▸ **Task to complete**: Go through the records and copy each line where the word "código" occurs.

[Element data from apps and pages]
[Start of Attachment]

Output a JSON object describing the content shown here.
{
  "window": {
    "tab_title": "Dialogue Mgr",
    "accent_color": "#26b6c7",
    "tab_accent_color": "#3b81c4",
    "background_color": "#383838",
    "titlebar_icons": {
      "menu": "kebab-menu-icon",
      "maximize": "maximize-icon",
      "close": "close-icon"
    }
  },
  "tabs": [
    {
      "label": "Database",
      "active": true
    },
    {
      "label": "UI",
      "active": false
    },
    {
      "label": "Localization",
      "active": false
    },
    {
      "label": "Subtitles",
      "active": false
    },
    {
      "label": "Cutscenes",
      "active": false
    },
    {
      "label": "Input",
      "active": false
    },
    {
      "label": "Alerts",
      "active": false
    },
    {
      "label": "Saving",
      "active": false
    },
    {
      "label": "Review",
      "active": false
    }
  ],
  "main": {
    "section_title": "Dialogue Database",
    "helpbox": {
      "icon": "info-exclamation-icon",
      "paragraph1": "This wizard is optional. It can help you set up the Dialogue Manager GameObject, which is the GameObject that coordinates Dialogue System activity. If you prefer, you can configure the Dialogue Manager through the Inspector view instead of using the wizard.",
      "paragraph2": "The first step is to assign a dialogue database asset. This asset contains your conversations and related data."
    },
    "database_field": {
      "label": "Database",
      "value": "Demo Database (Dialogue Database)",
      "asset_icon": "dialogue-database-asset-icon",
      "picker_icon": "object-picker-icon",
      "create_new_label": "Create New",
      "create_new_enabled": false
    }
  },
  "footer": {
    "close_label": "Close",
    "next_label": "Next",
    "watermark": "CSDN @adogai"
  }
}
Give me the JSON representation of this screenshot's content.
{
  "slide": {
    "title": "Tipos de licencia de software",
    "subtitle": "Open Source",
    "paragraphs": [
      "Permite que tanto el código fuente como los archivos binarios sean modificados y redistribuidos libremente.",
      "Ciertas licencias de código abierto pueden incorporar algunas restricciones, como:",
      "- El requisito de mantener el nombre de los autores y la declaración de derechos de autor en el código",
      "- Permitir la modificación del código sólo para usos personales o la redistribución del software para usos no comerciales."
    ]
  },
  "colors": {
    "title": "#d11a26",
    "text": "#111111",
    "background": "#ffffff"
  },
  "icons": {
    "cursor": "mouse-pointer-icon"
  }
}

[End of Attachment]

▸ **Exercise output**:
      "Permite que tanto el código fuente como los archivos binarios sean modificados y redistribuidos libremente.",
      "Ciertas licencias de código abierto pueden incorporar algunas restricciones, como:",
      "- El requisito de mantener el nombre de los autores y la declaración de derechos de autor en el código",
      "- Permitir la modificación del código sólo para usos personales o la redistribución del software para usos no comerciales."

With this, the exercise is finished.